The UK Association for the Prevention of Cruelty to Children (NSPCC) has denounced some metaverse apps have an “inherently dangerous design”.
Following a BBC investigation, during which a journalist pretending to be a 13-year-old girl and was the victim of sexual harassment and threats of rape.
The journalist used an app through which he entered virtual reality spaces and saw avatars that simulated relationshipsin a space where she was shown condoms and sex toys and where adult men approached her.
The Metaverse is the name of the games and experiences accessed with audio-visual virtual reality headsetsand that Mark Zuckerberg, the creator of Facebook, defined it as the future of the Internet.
His company has invested millions of dollars in the development of Oculus Quest, its own virtual reality headset, renamed Meta Quest, which today reaches 75% of the market.
With this helmet, the BBC journalist entered the VRChat application, in which 3D avatars can be used. The woman created a fake profile to get her account and thus verified that teenagers rubbed shoulders with adults in places as disparate as a restaurant and strip clubs.
Prior to the release of the report, the NSPCC called for improvements to online security. “These are children exposed to really harmful and totally inappropriate experiences”pointed out Andy Burrows, a referent of the group.
“This is a product whose design is inherently unsafe, due to carelessness and negligence. products without any security”he added.

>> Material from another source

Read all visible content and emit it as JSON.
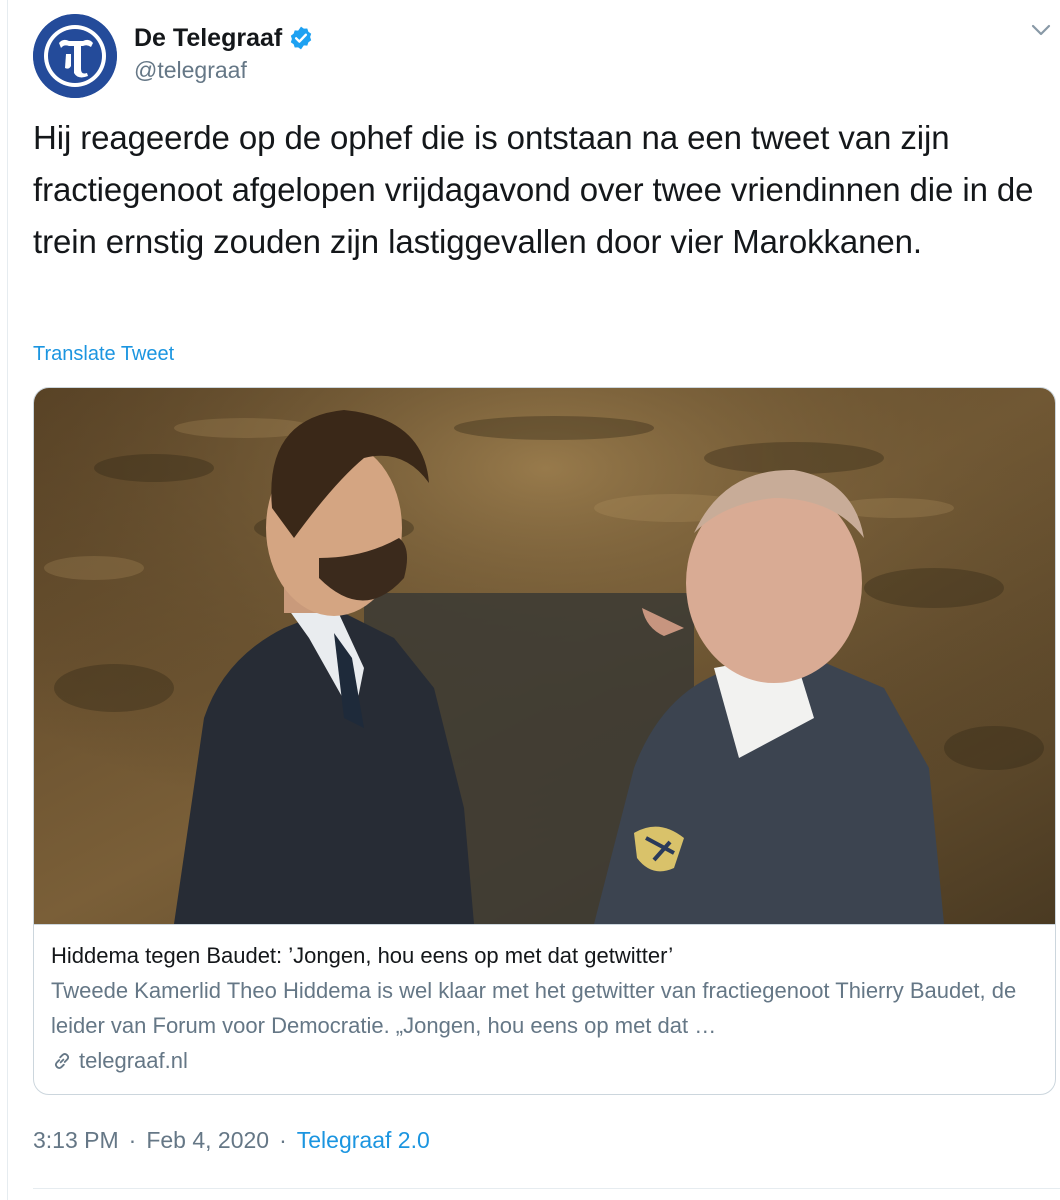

For its part, Meta (as Zuckrberg’s company is now called), replied that it has tools allowing users to block other participants and that it is working to improve them, “by learning how people interact in these spaces”.